Once boiled, I poured the contents of the pan into a jelly bag and let it drip for a couple of hours. By then it was late so I left the liquid covered for the night and recommenced the next day. In total I had four and three quarters pints of liquid so I decided to add 4 lb of sugar to it. Once dissolved, I brought it to the boil and attempted to get it to reach its setting point. After nearly an hour of boiling I admitted defeat and added a 250ml bottle of Certo pectin. Then with still no obvious set, I boiled it up again for a few minutes before I finally managed to achieve the tell-tale wrinkle on a cold saucer.

Before bottling I added the petals of a few more dandelion heads to the jam for added texture/appearance.

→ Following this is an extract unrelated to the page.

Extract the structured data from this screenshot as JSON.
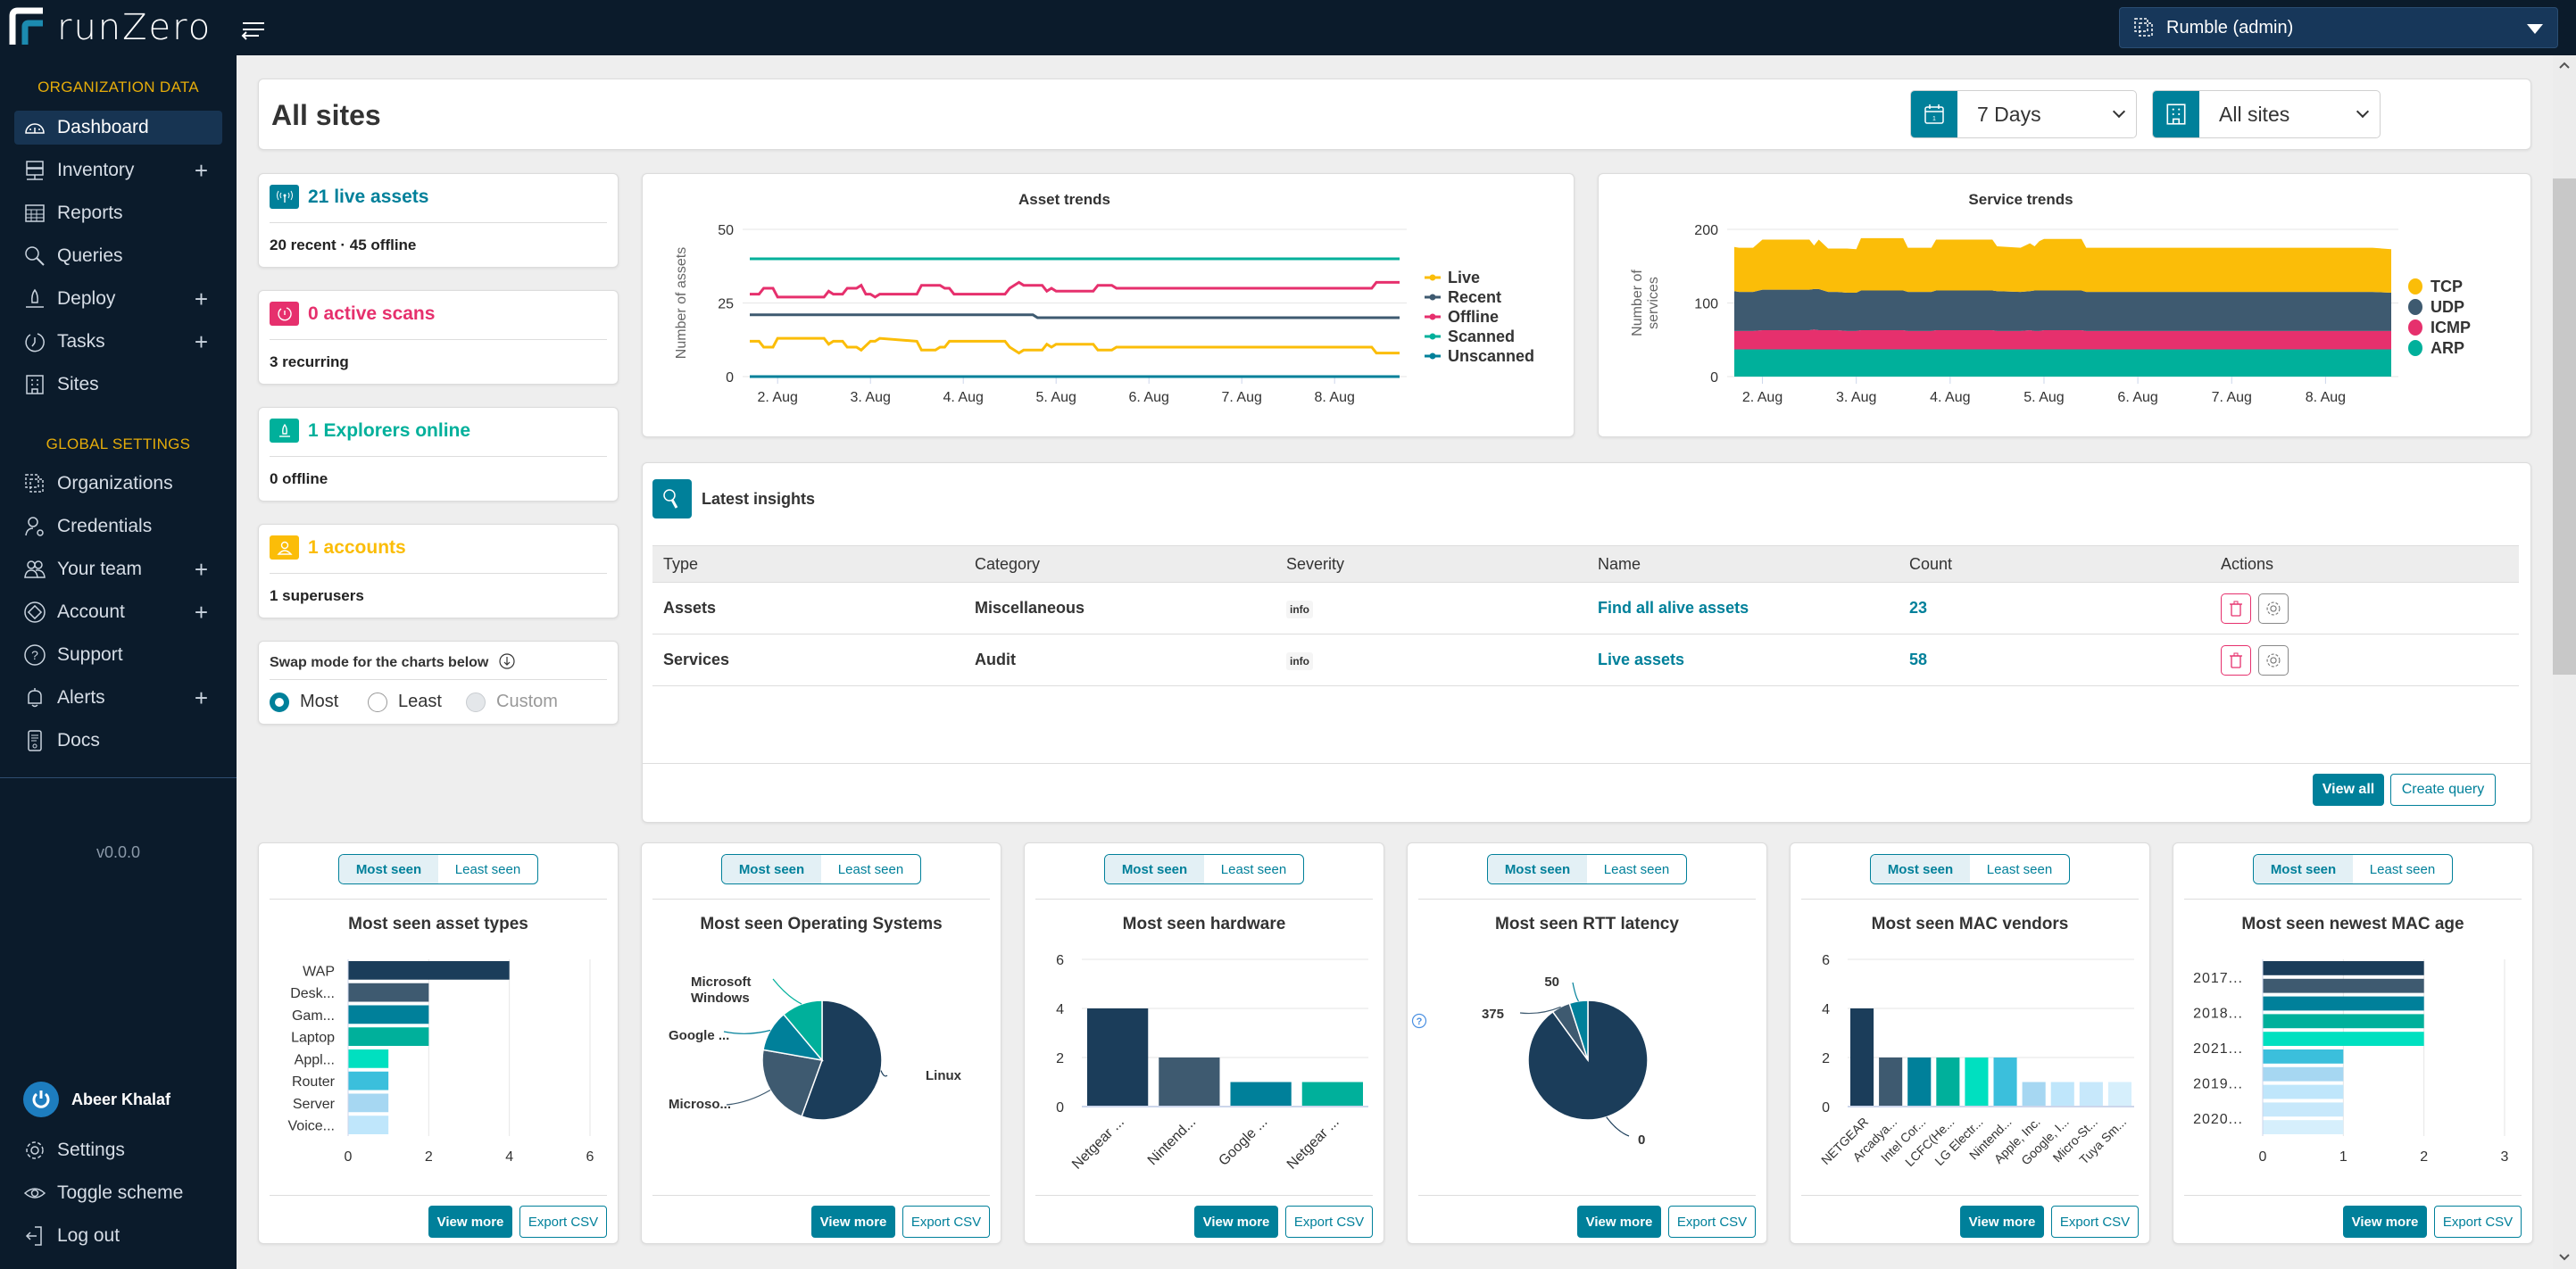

It is a beautiful looking jam - a glowing amber colour as sunny as the flowers it came from. The flavour is admittedly subtle but a sort of perfumed honey flavour with a hint of citrus - perfect on hot cross buns.

So what have I learnt about making dandelion jam?

Collecting enough heads is not difficult if you time it correctly.
Pulling the petals off is fiddly.
Getting it to set is difficult and needs a good source of pectin.
Also, dandelions stain - yellow from the pollen and brown from the stems - so wear old clothes when picking them!
The flavour is subtle but it is satisfying to make jam from a weed.

It certainly is an unusual jam so will that make it more or less likely to sell?

Dandelion Jam

250g dandelion petals (no green parts) + a few extra
2 oranges
1 lemon
225g gooseberries
1.5 litres water
1 kg granulated sugar
225ml Certo bottled pectin

Pull the petals from the green parts of the dandelion heads and place in the preserving pan. Slice oranges & lemons (peel & all) and add to the pan. Add the gooseberries and water then bring to the boil and simmer for an hour. Scald a jelly bag then pour the mix into it and allow it to drip for a few hours. Clean the preserving pan and return the liquid to it. Add the sugar and stir until fully dissolved. Bring to the boil and boil rapidly for about 10 minutes. Add the bottled pectin then return to a rolling boil until the setting point is reached. Remove from the heat, stir in the reserved dandelion petals and ladle into warmed jars and seal immediately.